Tebow, 30, hasn’t taken to professional baseball as gracefully as expected. He batted a cumulative .226/.309/.347 with eight home runs and a .656 OPS in 486 plate appearances for Single-A Columbia and High-A St. Lucie in 2017. While that wasn’t enough to compel the Mets to give the aging outfielder a big league tryout, there’s no denying that Tebow brought substantial benefit to their minor league affiliates — in the form of increased attendance figures and ticket sales, that is.
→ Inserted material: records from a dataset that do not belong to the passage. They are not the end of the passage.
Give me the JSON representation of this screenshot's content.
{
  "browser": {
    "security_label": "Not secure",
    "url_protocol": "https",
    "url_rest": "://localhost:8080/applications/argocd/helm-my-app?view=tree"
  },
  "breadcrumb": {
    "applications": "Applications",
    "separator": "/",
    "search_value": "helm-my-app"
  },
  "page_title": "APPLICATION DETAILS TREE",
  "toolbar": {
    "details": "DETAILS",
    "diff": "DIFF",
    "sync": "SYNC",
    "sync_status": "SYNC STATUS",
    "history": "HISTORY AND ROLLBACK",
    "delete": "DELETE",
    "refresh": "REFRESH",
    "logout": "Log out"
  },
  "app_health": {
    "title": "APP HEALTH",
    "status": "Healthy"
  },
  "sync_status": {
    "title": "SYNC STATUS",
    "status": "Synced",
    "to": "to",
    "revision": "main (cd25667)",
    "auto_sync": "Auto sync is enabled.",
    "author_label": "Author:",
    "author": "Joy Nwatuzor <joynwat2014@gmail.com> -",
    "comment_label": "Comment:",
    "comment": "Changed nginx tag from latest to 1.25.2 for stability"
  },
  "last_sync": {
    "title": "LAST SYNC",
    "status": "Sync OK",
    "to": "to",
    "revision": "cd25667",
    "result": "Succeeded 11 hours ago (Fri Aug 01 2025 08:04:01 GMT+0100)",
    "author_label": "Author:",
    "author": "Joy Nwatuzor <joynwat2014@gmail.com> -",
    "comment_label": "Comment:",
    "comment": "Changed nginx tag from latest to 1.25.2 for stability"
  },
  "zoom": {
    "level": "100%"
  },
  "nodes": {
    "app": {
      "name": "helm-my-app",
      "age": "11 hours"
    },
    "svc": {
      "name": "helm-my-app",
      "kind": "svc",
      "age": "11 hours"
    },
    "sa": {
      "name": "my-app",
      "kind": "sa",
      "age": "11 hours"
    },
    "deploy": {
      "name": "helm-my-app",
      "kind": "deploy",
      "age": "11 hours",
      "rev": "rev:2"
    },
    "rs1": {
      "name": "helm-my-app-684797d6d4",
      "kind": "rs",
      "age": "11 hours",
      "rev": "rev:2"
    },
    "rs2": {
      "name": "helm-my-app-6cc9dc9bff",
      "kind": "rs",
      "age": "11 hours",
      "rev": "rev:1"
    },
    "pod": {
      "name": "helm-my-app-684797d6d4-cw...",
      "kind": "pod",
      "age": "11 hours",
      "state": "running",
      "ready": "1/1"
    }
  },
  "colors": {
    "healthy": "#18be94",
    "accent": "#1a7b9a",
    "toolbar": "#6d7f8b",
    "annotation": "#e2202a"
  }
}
Even after the Mets were booted from the NL East race last September, they resisted the idea of promoting Tebow for a late-season attendance boost of their own. That’s not to say they’re planning on taking the same approach in 2018; Tebow will undoubtedly get his cup of coffee in the majors at some point, but for now, a Grapefruit League tryout is likely as close as he’ll ever get to playing with the team’s big league roster on an everyday basis.